According to research, the annual economic cost of losing bee colonies in France might reach €30.8 million. In France, Italy, and the UK, the yearly expense of attempting to stop the spread of Asian hornets might total €11.9 million, €9.0 million, and €8.6 million, respectively.

From cities to woodlands, Asian hornets may survive in a range of settings. Since the initial reports in France, efforts have been made to slow the spread of the disease throughout Europe. The European honey buzzard, which eats wasp and hornet larvae, has been suggested by some to be a useful tool in the fight against the expansion of the Asian hornet.

As of now, eliminating the nests is the only strategy that has been shown to decrease the spread and lessen environmental effects. However, detecting nests before hornet populations increase is not as simple as it may appear.

Asian hornet populations construct two nests year. The spring is when the queens come out of hibernation and build their major nests. Workers construct supplementary nests when the original nests have reached an appropriate size.

Hornets construct secondary nests amid the foliage or high in tree canopies, which makes them frequently difficult to locate. Because of their papery appearance, the nests are hard to tell apart from leaves and branches.

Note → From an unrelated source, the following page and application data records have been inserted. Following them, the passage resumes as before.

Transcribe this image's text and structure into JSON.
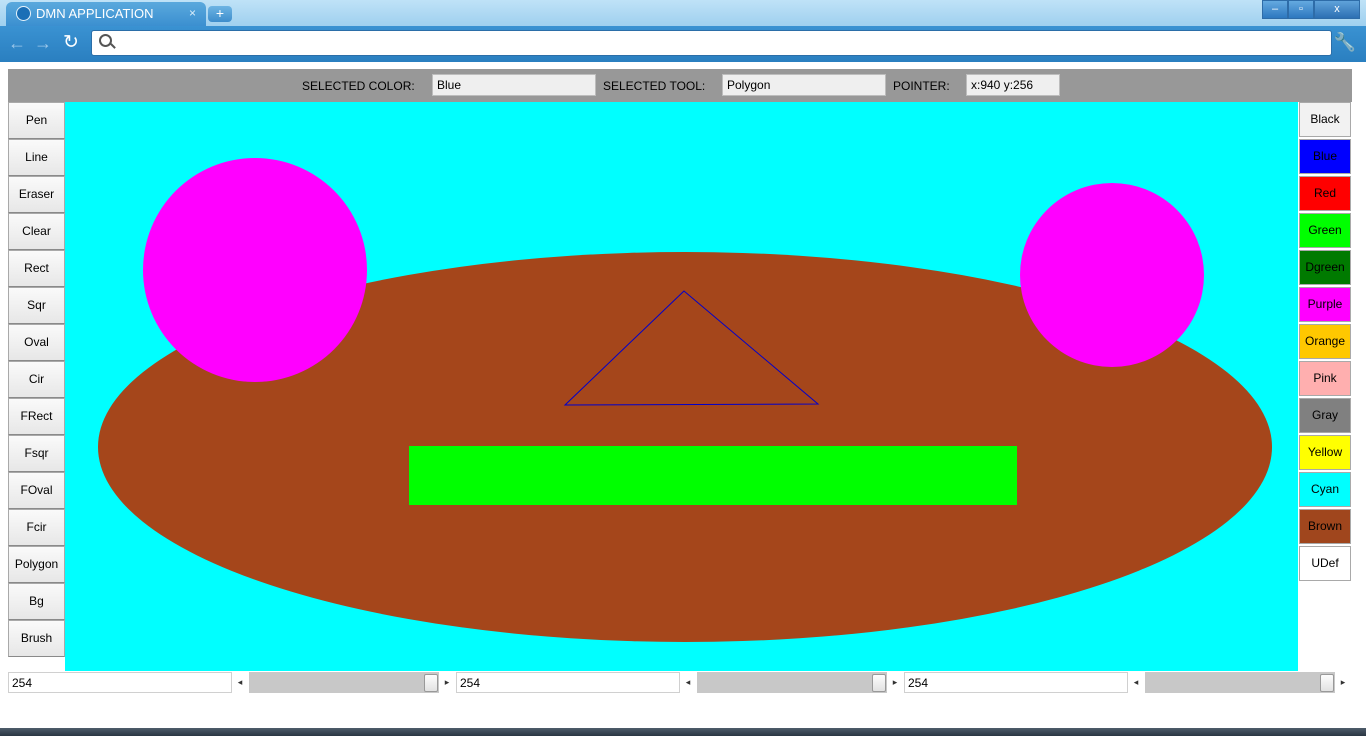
{
  "browser": {
    "tab_title": "DMN APPLICATION",
    "tab_close": "×",
    "new_tab": "+",
    "window": {
      "minimize": "–",
      "maximize": "▫",
      "close": "x"
    },
    "nav": {
      "back": "←",
      "forward": "→",
      "reload": "↻",
      "wrench": "🔧"
    },
    "address_value": ""
  },
  "header": {
    "selected_color_label": "SELECTED COLOR:",
    "selected_color_value": "Blue",
    "selected_tool_label": "SELECTED TOOL:",
    "selected_tool_value": "Polygon",
    "pointer_label": "POINTER:",
    "pointer_value": "x:940  y:256"
  },
  "tools": [
    "Pen",
    "Line",
    "Eraser",
    "Clear",
    "Rect",
    "Sqr",
    "Oval",
    "Cir",
    "FRect",
    "Fsqr",
    "FOval",
    "Fcir",
    "Polygon",
    "Bg",
    "Brush"
  ],
  "colors": [
    {
      "label": "Black",
      "bg": "#f2f2f2",
      "fg": "#000000"
    },
    {
      "label": "Blue",
      "bg": "#0000ff",
      "fg": "#000000"
    },
    {
      "label": "Red",
      "bg": "#ff0000",
      "fg": "#000000"
    },
    {
      "label": "Green",
      "bg": "#00ff00",
      "fg": "#000000"
    },
    {
      "label": "Dgreen",
      "bg": "#007a00",
      "fg": "#000000"
    },
    {
      "label": "Purple",
      "bg": "#ff00ff",
      "fg": "#000000"
    },
    {
      "label": "Orange",
      "bg": "#ffc800",
      "fg": "#000000"
    },
    {
      "label": "Pink",
      "bg": "#ffafaf",
      "fg": "#000000"
    },
    {
      "label": "Gray",
      "bg": "#808080",
      "fg": "#000000"
    },
    {
      "label": "Yellow",
      "bg": "#ffff00",
      "fg": "#000000"
    },
    {
      "label": "Cyan",
      "bg": "#00ffff",
      "fg": "#000000"
    },
    {
      "label": "Brown",
      "bg": "#a0461d",
      "fg": "#000000"
    },
    {
      "label": "UDef",
      "bg": "#ffffff",
      "fg": "#000000"
    }
  ],
  "sliders": [
    {
      "value": "254"
    },
    {
      "value": "254"
    },
    {
      "value": "254"
    }
  ],
  "canvas_colors": {
    "background": "#00ffff",
    "oval": "#a5461b",
    "circles": "#ff00ff",
    "rect": "#00ff00",
    "triangle_stroke": "#0000cc"
  }
}
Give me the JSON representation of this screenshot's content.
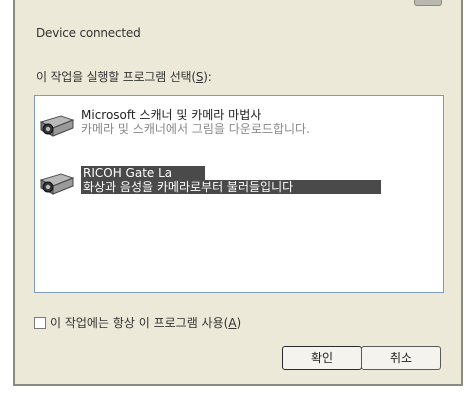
{
  "dialog": {
    "message": "Device connected",
    "prompt_label": "이 작업을 실행할 프로그램 선택(",
    "prompt_key": "S",
    "prompt_end": "):",
    "programs": [
      {
        "name": "Microsoft 스캐너 및 카메라 마법사",
        "description": "카메라 및 스캐너에서 그림을 다운로드합니다.",
        "selected": false,
        "icon": "camera-scanner-icon"
      },
      {
        "name": "RICOH Gate La",
        "description": "화상과 음성을 카메라로부터 불러들입니다",
        "selected": true,
        "icon": "camera-scanner-icon"
      }
    ],
    "always_use_label": "이 작업에는 항상 이 프로그램 사용(",
    "always_use_key": "A",
    "always_use_end": ")",
    "always_use_checked": false,
    "ok_label": "확인",
    "cancel_label": "취소"
  }
}
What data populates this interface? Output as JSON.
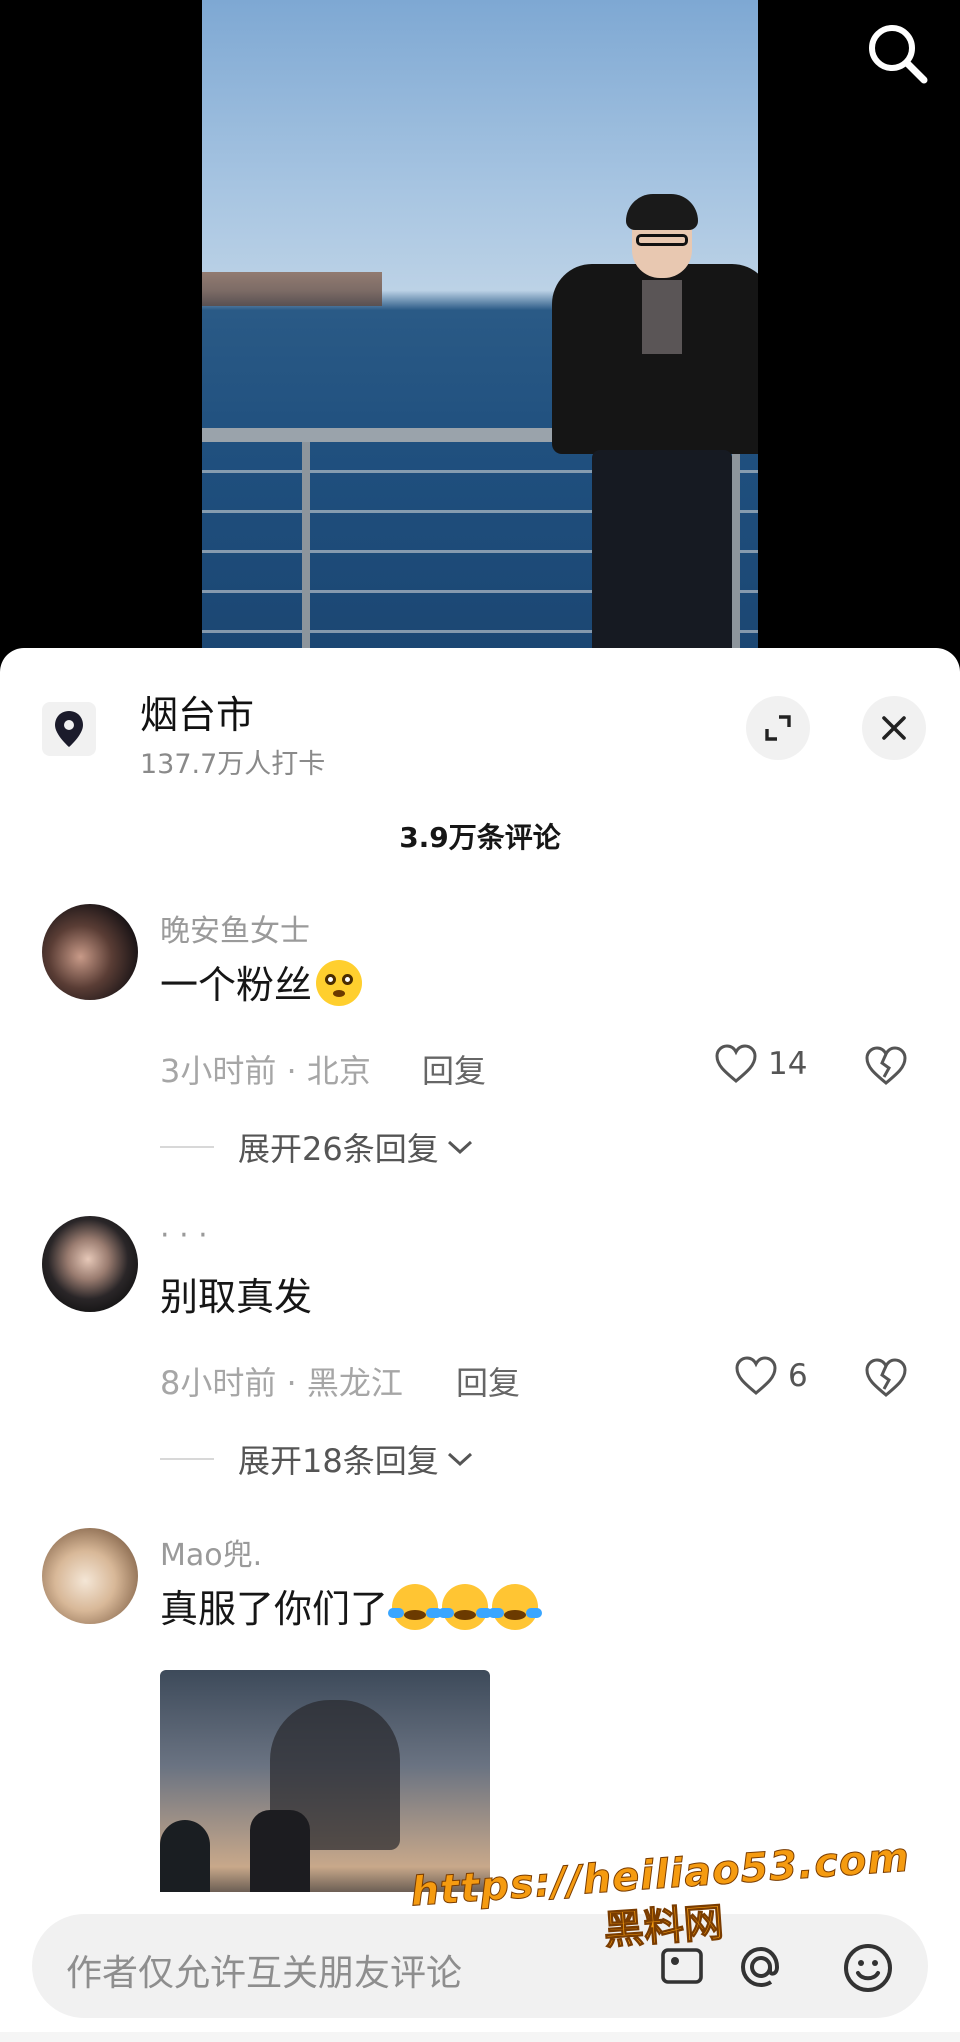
{
  "location": {
    "title": "烟台市",
    "subtitle": "137.7万人打卡"
  },
  "comments_header": {
    "count_label": "3.9万条评论"
  },
  "comments": [
    {
      "user": "晚安鱼女士",
      "text": "一个粉丝",
      "meta": "3小时前 · 北京",
      "reply_label": "回复",
      "likes": "14",
      "expand_label": "展开26条回复"
    },
    {
      "user": "· · ·",
      "text": "别取真发",
      "meta": "8小时前 · 黑龙江",
      "reply_label": "回复",
      "likes": "6",
      "expand_label": "展开18条回复"
    },
    {
      "user": "Mao兜.",
      "text": "真服了你们了"
    }
  ],
  "input": {
    "placeholder": "作者仅允许互关朋友评论"
  },
  "watermark": {
    "url": "https://heiliao53.com",
    "name": "黑料网"
  },
  "icons": {
    "search": "search-icon",
    "location": "location-pin-icon",
    "expand": "expand-icon",
    "close": "close-icon",
    "like": "heart-icon",
    "dislike": "broken-heart-icon",
    "chevron": "chevron-down-icon",
    "at": "at-icon",
    "emoji": "emoji-icon",
    "image": "image-icon"
  }
}
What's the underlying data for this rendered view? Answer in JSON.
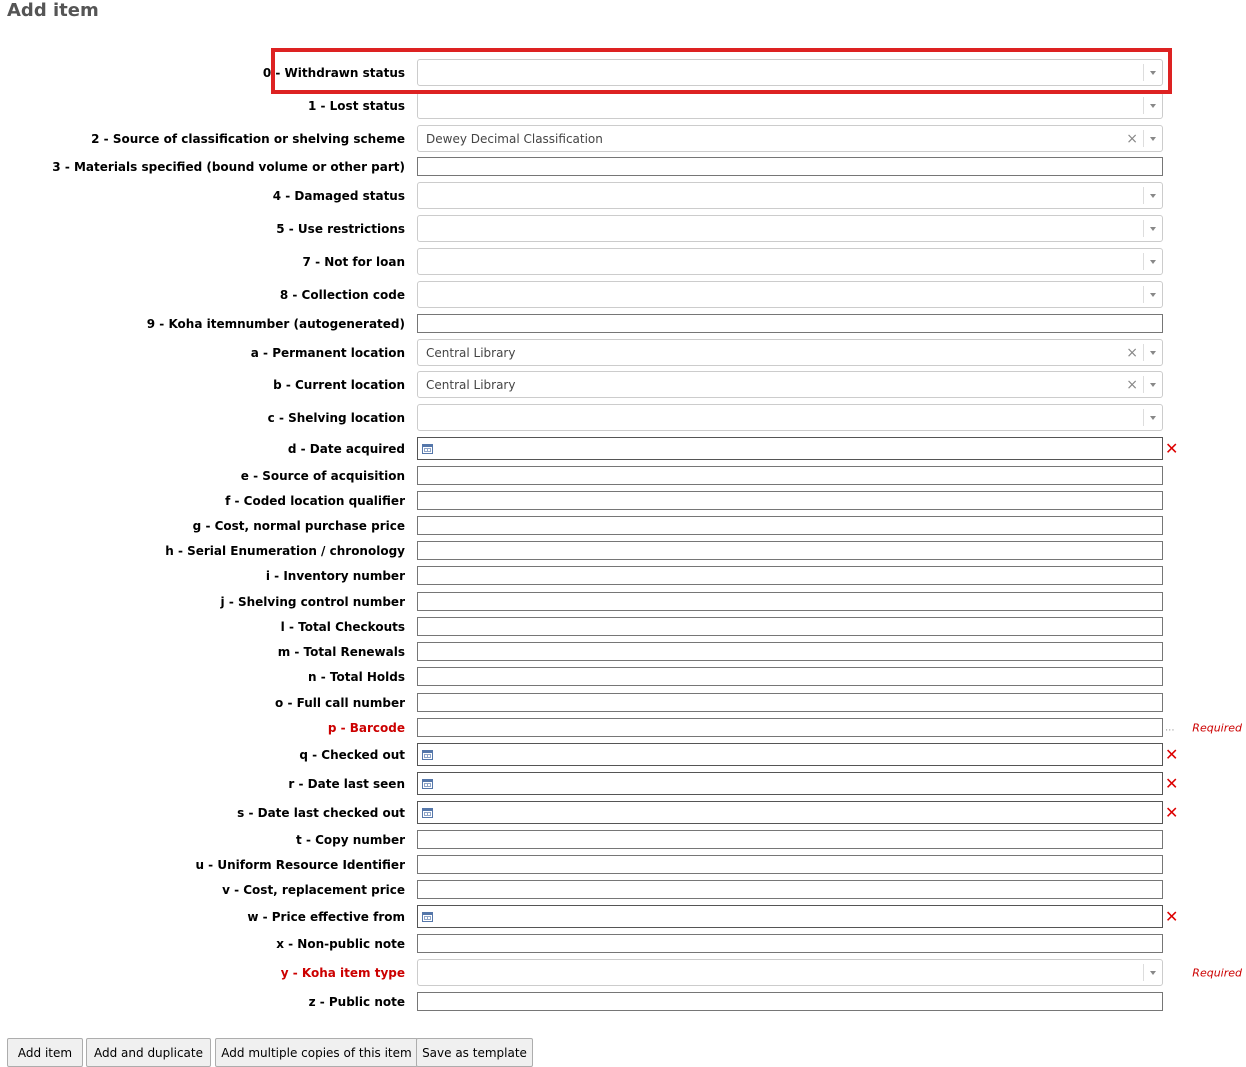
{
  "page": {
    "title": "Add item"
  },
  "fields": [
    {
      "label": "0 - Withdrawn status",
      "type": "select",
      "value": "",
      "clearable": false,
      "required": false
    },
    {
      "label": "1 - Lost status",
      "type": "select",
      "value": "",
      "clearable": false,
      "required": false
    },
    {
      "label": "2 - Source of classification or shelving scheme",
      "type": "select",
      "value": "Dewey Decimal Classification",
      "clearable": true,
      "required": false
    },
    {
      "label": "3 - Materials specified (bound volume or other part)",
      "type": "text",
      "value": "",
      "required": false
    },
    {
      "label": "4 - Damaged status",
      "type": "select",
      "value": "",
      "clearable": false,
      "required": false
    },
    {
      "label": "5 - Use restrictions",
      "type": "select",
      "value": "",
      "clearable": false,
      "required": false
    },
    {
      "label": "7 - Not for loan",
      "type": "select",
      "value": "",
      "clearable": false,
      "required": false
    },
    {
      "label": "8 - Collection code",
      "type": "select",
      "value": "",
      "clearable": false,
      "required": false
    },
    {
      "label": "9 - Koha itemnumber (autogenerated)",
      "type": "text",
      "value": "",
      "required": false
    },
    {
      "label": "a - Permanent location",
      "type": "select",
      "value": "Central Library",
      "clearable": true,
      "required": false
    },
    {
      "label": "b - Current location",
      "type": "select",
      "value": "Central Library",
      "clearable": true,
      "required": false
    },
    {
      "label": "c - Shelving location",
      "type": "select",
      "value": "",
      "clearable": false,
      "required": false
    },
    {
      "label": "d - Date acquired",
      "type": "date",
      "value": "",
      "required": false
    },
    {
      "label": "e - Source of acquisition",
      "type": "text",
      "value": "",
      "required": false
    },
    {
      "label": "f - Coded location qualifier",
      "type": "text",
      "value": "",
      "required": false
    },
    {
      "label": "g - Cost, normal purchase price",
      "type": "text",
      "value": "",
      "required": false
    },
    {
      "label": "h - Serial Enumeration / chronology",
      "type": "text",
      "value": "",
      "required": false
    },
    {
      "label": "i - Inventory number",
      "type": "text",
      "value": "",
      "required": false
    },
    {
      "label": "j - Shelving control number",
      "type": "text",
      "value": "",
      "required": false
    },
    {
      "label": "l - Total Checkouts",
      "type": "text",
      "value": "",
      "required": false
    },
    {
      "label": "m - Total Renewals",
      "type": "text",
      "value": "",
      "required": false
    },
    {
      "label": "n - Total Holds",
      "type": "text",
      "value": "",
      "required": false
    },
    {
      "label": "o - Full call number",
      "type": "text",
      "value": "",
      "required": false
    },
    {
      "label": "p - Barcode",
      "type": "text",
      "value": "",
      "required": true,
      "required_note": "Required",
      "extra": "..."
    },
    {
      "label": "q - Checked out",
      "type": "date",
      "value": "",
      "required": false
    },
    {
      "label": "r - Date last seen",
      "type": "date",
      "value": "",
      "required": false
    },
    {
      "label": "s - Date last checked out",
      "type": "date",
      "value": "",
      "required": false
    },
    {
      "label": "t - Copy number",
      "type": "text",
      "value": "",
      "required": false
    },
    {
      "label": "u - Uniform Resource Identifier",
      "type": "text",
      "value": "",
      "required": false
    },
    {
      "label": "v - Cost, replacement price",
      "type": "text",
      "value": "",
      "required": false
    },
    {
      "label": "w - Price effective from",
      "type": "date",
      "value": "",
      "required": false
    },
    {
      "label": "x - Non-public note",
      "type": "text",
      "value": "",
      "required": false
    },
    {
      "label": "y - Koha item type",
      "type": "select",
      "value": "",
      "clearable": false,
      "required": true,
      "required_note": "Required"
    },
    {
      "label": "z - Public note",
      "type": "text",
      "value": "",
      "required": false
    }
  ],
  "buttons": {
    "add_item": "Add item",
    "add_and_duplicate": "Add and duplicate",
    "add_multiple": "Add multiple copies of this item",
    "save_template": "Save as template"
  },
  "icons": {
    "date_clear": "✕",
    "select_clear": "×",
    "calendar": "calendar-icon",
    "dropdown": "chevron-down-icon"
  },
  "colors": {
    "required": "#cc0000",
    "highlight": "#dd2222",
    "clear_date": "#dd0000"
  }
}
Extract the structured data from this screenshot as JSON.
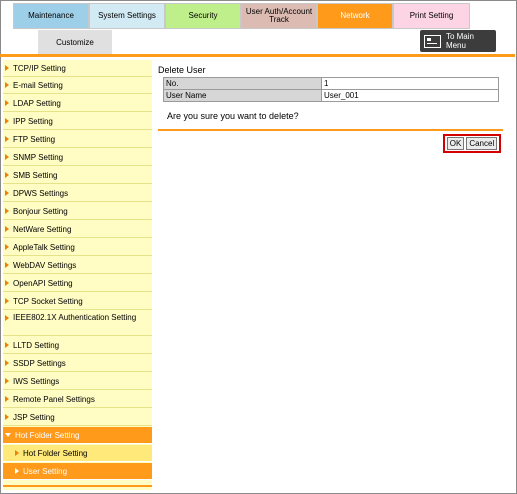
{
  "tabs": {
    "maintenance": "Maintenance",
    "system_settings": "System Settings",
    "security": "Security",
    "user_auth": "User Auth/Account Track",
    "network": "Network",
    "print_setting": "Print Setting"
  },
  "subtab": {
    "customize": "Customize"
  },
  "to_main_menu": "To Main Menu",
  "sidebar": {
    "items": [
      "TCP/IP Setting",
      "E-mail Setting",
      "LDAP Setting",
      "IPP Setting",
      "FTP Setting",
      "SNMP Setting",
      "SMB Setting",
      "DPWS Settings",
      "Bonjour Setting",
      "NetWare Setting",
      "AppleTalk Setting",
      "WebDAV Settings",
      "OpenAPI Setting",
      "TCP Socket Setting",
      "IEEE802.1X Authentication Setting",
      "LLTD Setting",
      "SSDP Settings",
      "IWS Settings",
      "Remote Panel Settings",
      "JSP Setting",
      "Hot Folder Setting"
    ],
    "sub_items": [
      "Hot Folder Setting",
      "User Setting"
    ]
  },
  "main": {
    "title": "Delete User",
    "table": [
      {
        "label": "No.",
        "value": "1"
      },
      {
        "label": "User Name",
        "value": "User_001"
      }
    ],
    "confirm_text": "Are you sure you want to delete?",
    "ok_label": "OK",
    "cancel_label": "Cancel"
  },
  "colors": {
    "accent": "#ff9a1a",
    "sidebar_bg": "#fffcc4",
    "highlight_border": "#d40000"
  }
}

The majority of hornet nests are found in the late fall after the trees have lost their foliage. By then, the subsequent generation of queens has given birth and is getting ready to hibernate for the winter. Around April, the nesting cycle starts up again. Asian hornets have the ability to continuously increase their range by 100 kilometers every year.

A CABI research that started in Switzerland in 2017 focused at tracking the yellow-legged hornet’s expansion. Along the Swiss-French border, in the canton of Jura, the species was originally discovered. Since then, it has extended deeper into Swiss territory.

In the Jura, the project team set up a long-term observation system in 2017. The goal was to ascertain how the invading hornet will affect the European hornet and several wasp species. To assess where in Switzerland the hornets may establish nests, the scientists created and applied climatic models.

Dr. Lukas Seehausen, the project’s principal investigator, used radio telemetry to effectively detect Asian hornet nests in 2020 and 2022. By placing small radio tags on hornets collected in front of bee hives, he was able to locate the nests. This made it possible for Seehausen to locate the hornets’ nesting place. With the aid of experienced tree climbers, Seehausen found the nests and destroyed them to stop their further spread.

An efficient way to find and get rid of Asian hornet nests is by employing this novel radio telemetry strategy. Both local ecosystems and bee populations will benefit from this. The method has enormous potential to manage invasive species and protect biodiversity in the long run.

Currently, Lukas leads training classes on how to use radio telemetry and triangulation to find yellow-legged hornet nests throughout Switzerland and neighboring countries. By assisting more individuals in finding nests, these seminars can lessen the negative effects that this invasive species has on honey bees and other pollinators.